Elementary First-Grade Vocabulary
There are five main components to reading instruction: phonemic awareness, phonics, fluency, vocabulary, and comprehension. A student must master all five of these skills in order to be a successful reader. Kindergarten and first grade are crucial ages because this is when the foundation for reading is established. First grade instruction should focus primarily on phonemic awareness, phonics and vocabulary skills. These students should be working on letter-sound recognition, sound manipulation, vocabulary, discussions, and listening to stories being read aloud. All of these activities will help students develop reading skills. First grade teachers should also focus on vocabulary building. Reading comprehension is closely linked to word knowledge. Students can not comprehend what they are reading if they do not know the meaning of words. Students should learn an average of 2,000 new words per school year. These skills will build a solid foundation for young readers and they will be better equipped to understand reading comprehension and fluency.
Vocabulary development is essential to any solid reading program. Developing vocabulary at any grade level can be difficult because students come into every grade with vastly different levels of word knowledge. So teachers must ensure that their classrooms are “word-rich” environments (the alphabet should be displayed and books should be easily accessible). Teachers must directly and explicitly teach vocabulary on a daily basis. It includes providing definitions (for younger students the simpler the better) and context to the word (discuss the word in context to the text). Teachers should involve the students in learning words instead of having them write down definitions. Students could come up with antonyms or synonyms for the word which would encourage a deeper processing of the word meaning. Students should also encounter the vocabulary words in multiple contexts and they should be provided with different opportunities to utilize the word (either written or spoken). Two other important components of vocabulary development include morphemic analysis and contextual analysis.
Morphemic analysis is the ability to draw the meaning of the word by examining the meaningful parts (example: prefixes, suffixes, roots). Contextual analysis involves making predictions or inferences about an unfamiliar word based on the context in which it is used. Teachers should model how to use context clues in order to draw predictions about word meaning. These two components will help students develop vocabulary skills, which will encourage stronger readers with a more defined sense of independence.
Vocabulary instruction should also include the use of sight words. Sight words are words that readers should know instantly because they are used constantly in text. These words also do not sound as they are spelled, which makes it impossible to use phonics (the, that and you). These words should be openly displayed and taught to students in conjunction with phonics.
Phonics and Phonemic Awareness
Students need phonemic awareness in order to understand phonics instruction. These two components are often times confused with one another. It is crucial to understand the difference between the two; a simple way to remember is to associate phonemic awareness with the ears and phonics with the ears and eyes. Phonemic awareness focuses simply on the sounds. Students are not shown any print during this time.
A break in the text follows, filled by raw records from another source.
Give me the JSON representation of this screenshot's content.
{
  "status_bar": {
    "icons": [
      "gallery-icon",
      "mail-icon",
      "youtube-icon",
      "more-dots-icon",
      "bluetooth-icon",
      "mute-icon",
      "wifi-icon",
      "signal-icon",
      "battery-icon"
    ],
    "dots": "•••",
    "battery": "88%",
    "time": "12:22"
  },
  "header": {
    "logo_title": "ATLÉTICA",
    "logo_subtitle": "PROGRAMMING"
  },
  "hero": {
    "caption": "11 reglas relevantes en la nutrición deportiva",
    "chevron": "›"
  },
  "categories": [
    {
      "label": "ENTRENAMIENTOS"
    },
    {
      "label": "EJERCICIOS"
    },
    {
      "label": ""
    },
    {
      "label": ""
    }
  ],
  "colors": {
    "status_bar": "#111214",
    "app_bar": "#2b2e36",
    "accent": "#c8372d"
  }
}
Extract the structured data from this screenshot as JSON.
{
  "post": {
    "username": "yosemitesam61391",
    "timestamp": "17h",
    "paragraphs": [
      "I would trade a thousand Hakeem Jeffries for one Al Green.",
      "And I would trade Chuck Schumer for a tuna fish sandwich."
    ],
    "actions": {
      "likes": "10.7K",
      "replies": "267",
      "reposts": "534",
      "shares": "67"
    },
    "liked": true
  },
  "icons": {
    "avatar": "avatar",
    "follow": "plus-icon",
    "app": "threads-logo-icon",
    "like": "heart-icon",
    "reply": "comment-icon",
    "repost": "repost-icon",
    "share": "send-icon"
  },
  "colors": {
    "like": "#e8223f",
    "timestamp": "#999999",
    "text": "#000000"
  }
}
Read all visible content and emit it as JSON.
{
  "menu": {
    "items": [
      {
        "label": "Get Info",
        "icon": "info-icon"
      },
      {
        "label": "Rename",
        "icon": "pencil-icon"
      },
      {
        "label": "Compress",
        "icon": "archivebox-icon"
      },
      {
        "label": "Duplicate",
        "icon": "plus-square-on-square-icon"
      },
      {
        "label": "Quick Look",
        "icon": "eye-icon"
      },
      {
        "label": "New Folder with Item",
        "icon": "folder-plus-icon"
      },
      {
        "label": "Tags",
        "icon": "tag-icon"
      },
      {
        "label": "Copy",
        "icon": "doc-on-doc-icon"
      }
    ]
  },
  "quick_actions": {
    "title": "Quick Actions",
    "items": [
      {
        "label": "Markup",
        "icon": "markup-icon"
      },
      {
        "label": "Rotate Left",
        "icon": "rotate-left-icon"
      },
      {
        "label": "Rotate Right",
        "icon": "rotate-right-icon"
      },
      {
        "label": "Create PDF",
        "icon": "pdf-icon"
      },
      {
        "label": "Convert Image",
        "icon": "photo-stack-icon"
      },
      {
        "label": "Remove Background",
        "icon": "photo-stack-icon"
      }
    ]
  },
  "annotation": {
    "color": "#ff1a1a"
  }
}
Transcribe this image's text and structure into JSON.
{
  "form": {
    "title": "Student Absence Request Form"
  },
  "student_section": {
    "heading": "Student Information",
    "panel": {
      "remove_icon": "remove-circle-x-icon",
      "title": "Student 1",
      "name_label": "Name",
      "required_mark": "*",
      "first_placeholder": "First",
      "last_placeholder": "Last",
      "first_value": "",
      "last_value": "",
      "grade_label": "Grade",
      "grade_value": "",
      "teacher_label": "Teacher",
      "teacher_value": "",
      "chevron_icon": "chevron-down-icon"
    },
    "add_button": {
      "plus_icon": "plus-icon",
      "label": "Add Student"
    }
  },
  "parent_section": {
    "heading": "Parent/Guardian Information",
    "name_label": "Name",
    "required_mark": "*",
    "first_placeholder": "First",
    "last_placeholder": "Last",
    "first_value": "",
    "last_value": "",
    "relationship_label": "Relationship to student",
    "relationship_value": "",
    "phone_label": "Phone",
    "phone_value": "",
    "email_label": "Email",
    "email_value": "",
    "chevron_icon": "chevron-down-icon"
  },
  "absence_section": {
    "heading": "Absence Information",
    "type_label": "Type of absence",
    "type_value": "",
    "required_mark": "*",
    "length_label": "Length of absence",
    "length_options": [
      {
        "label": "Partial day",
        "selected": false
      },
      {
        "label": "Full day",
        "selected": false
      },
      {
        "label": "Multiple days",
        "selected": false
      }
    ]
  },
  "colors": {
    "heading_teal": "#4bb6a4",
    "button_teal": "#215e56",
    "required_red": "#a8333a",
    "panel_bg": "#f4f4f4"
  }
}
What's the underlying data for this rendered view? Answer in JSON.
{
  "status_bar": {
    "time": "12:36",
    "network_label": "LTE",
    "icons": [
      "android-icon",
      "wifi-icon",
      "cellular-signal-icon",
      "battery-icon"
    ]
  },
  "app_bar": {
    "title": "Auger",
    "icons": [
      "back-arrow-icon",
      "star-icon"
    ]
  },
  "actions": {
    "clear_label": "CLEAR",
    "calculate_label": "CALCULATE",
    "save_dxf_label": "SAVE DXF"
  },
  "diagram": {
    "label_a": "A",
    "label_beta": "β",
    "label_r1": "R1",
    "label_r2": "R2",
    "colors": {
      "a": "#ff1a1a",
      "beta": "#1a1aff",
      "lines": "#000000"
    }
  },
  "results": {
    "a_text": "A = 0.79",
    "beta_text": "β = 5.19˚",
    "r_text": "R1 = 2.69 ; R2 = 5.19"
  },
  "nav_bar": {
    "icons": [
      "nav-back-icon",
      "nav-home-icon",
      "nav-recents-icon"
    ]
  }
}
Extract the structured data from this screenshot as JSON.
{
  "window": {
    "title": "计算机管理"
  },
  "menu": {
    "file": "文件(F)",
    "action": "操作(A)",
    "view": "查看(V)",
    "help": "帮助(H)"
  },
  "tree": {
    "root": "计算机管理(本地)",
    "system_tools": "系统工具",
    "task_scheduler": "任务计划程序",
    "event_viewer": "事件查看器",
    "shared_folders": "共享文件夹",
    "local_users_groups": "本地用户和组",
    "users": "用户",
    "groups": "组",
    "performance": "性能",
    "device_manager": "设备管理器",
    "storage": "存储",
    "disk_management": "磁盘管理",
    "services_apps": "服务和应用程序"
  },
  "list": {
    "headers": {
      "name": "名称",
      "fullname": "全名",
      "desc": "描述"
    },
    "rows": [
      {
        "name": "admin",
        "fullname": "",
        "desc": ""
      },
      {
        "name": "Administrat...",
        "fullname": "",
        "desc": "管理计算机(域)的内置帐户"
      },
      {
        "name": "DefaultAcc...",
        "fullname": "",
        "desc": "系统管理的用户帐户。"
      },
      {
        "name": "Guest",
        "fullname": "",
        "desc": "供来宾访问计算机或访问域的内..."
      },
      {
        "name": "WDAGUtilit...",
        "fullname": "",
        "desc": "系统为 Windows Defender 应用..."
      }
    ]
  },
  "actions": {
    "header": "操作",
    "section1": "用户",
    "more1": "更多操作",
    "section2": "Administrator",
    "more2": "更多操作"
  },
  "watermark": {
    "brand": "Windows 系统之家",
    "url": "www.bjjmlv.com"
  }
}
Young readers should be able to hear, manipulate and understand the sounds in words spoken aloud. The teacher can ask students to identify the beginning, middle, or end sounds. What is the beginning sound in the word cat? What is the ending sound in the word dog? Phonics is the connection of the sound to the symbol. Students are shown letters and then taught the sounds of the letters. When students are asked to “sound out words” they are using their phonics skills. Learning phonics is the prerequisite for reading (decoding) and writing (spelling). The teacher would point to a letter such as “B” and ask students what sound “b” makes. Teachers can use tools such as letter flash cards and BINGO games.
Students who have the ability to decode words can now move on to learning reading comprehension. Reading comprehension is simply the ability to understand text. Reading comprehension instruction would include rereading text, discussions, retelling, vocabulary building, thinking aloud, and summarizing. Students should be able to identify major components of stories: characters, sequence, major plot points, and details (graphic organizers are useful tools in helping students with reading comprehension).
The teacher must also help students develop strategies that they can use when they are having difficulty comprehending the text. These strategies will help create independent readers who have tools they need when encountering reading challenges. Students can take notes while reading, write down questions or highlight unknown words. Students can use their own graphic organizers to help them understand story sequence and character development. It is also helpful if students create a mental picture of the story in their heads, it can help them to better process the information. Students can draw pictures after they have read in order to recall story details and establish comprehension. If students are having difficulty they can always reread the text.